Gregory Parks, an assistant professor of law at Wake Forest University’s School of Law, who focuses on issues surrounding race bias and law and is also a recognized expert on hazing in black fraternities, says, regardless of the fact that Incognito seems to believe his use of the n-word is acceptable as a product of the Dolphins locker room culture and environment, it is not.

“The problem with the argument, and we do a quantitative study and some qualitative analysis of the issue, is that whites immersed in black culture don’t use the n-word around black people who actually give them a pass in using it,” Parks said. “Take, for example, white rappers — our study of white and black rappers revealed that while black rappers frequently use the word, it is almost never used by white rappers.

He seriously doubts that Incognito or any white player in the Dolphins locker room using the n-word truly felt there was no problem with it.

“I suspect they know there is a penalty to be paid for using that kind of language. The question, I suspect, would be whether — if the Dolphins won the Super Bowl and got to go to the White House — Incognito would ask the President of the United States, ‘What’s up, my nigger?’ I doubt it.

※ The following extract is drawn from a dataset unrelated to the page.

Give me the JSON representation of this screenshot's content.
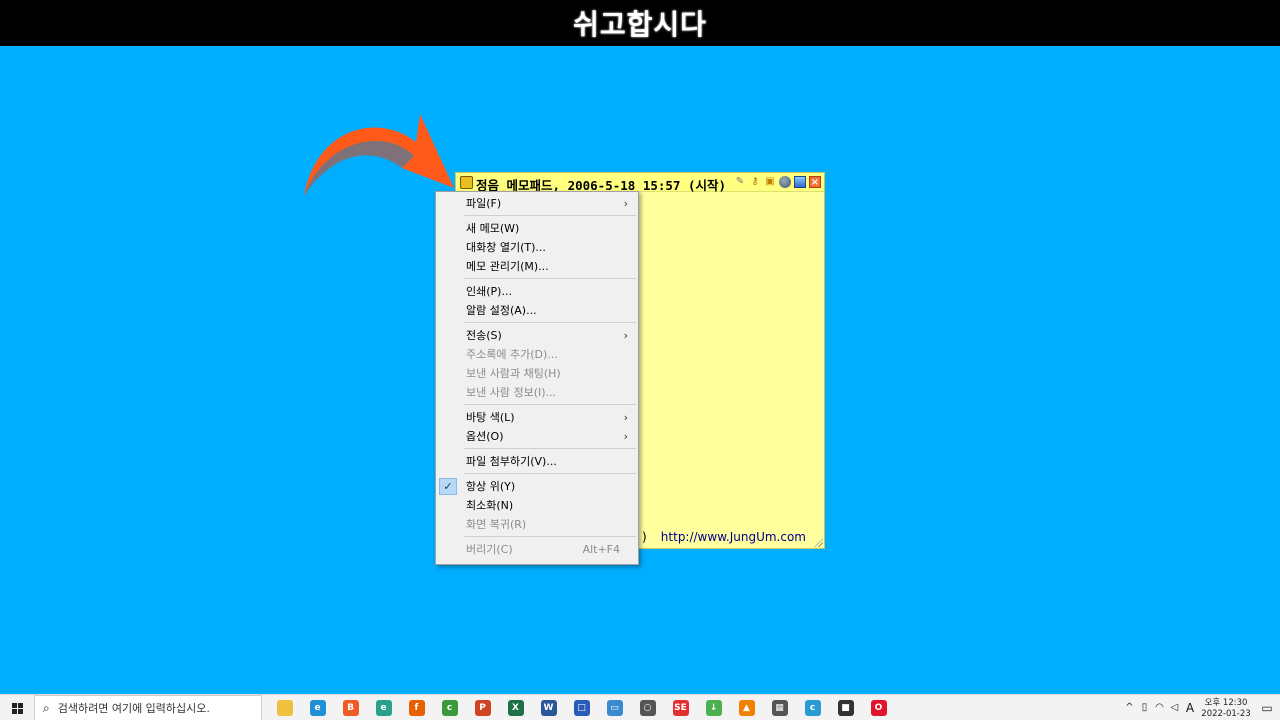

“If there are black Dolphin players who tolerate this language, it is one thing for him to use it in one-on-one discourse with them, but he cannot reasonably think he can use the word with other blacks,” Parks added. “As for racism, research on subconscious race bias suggests that those who automatically associate negative things with blacks and positive things with whites more easily use racial epithets. Maybe Incognito didn’t intend to be racist. That doesn’t mean that he did not use a widely known racist word, directed toward a racial minority, with a certain degree of hostility behind it.”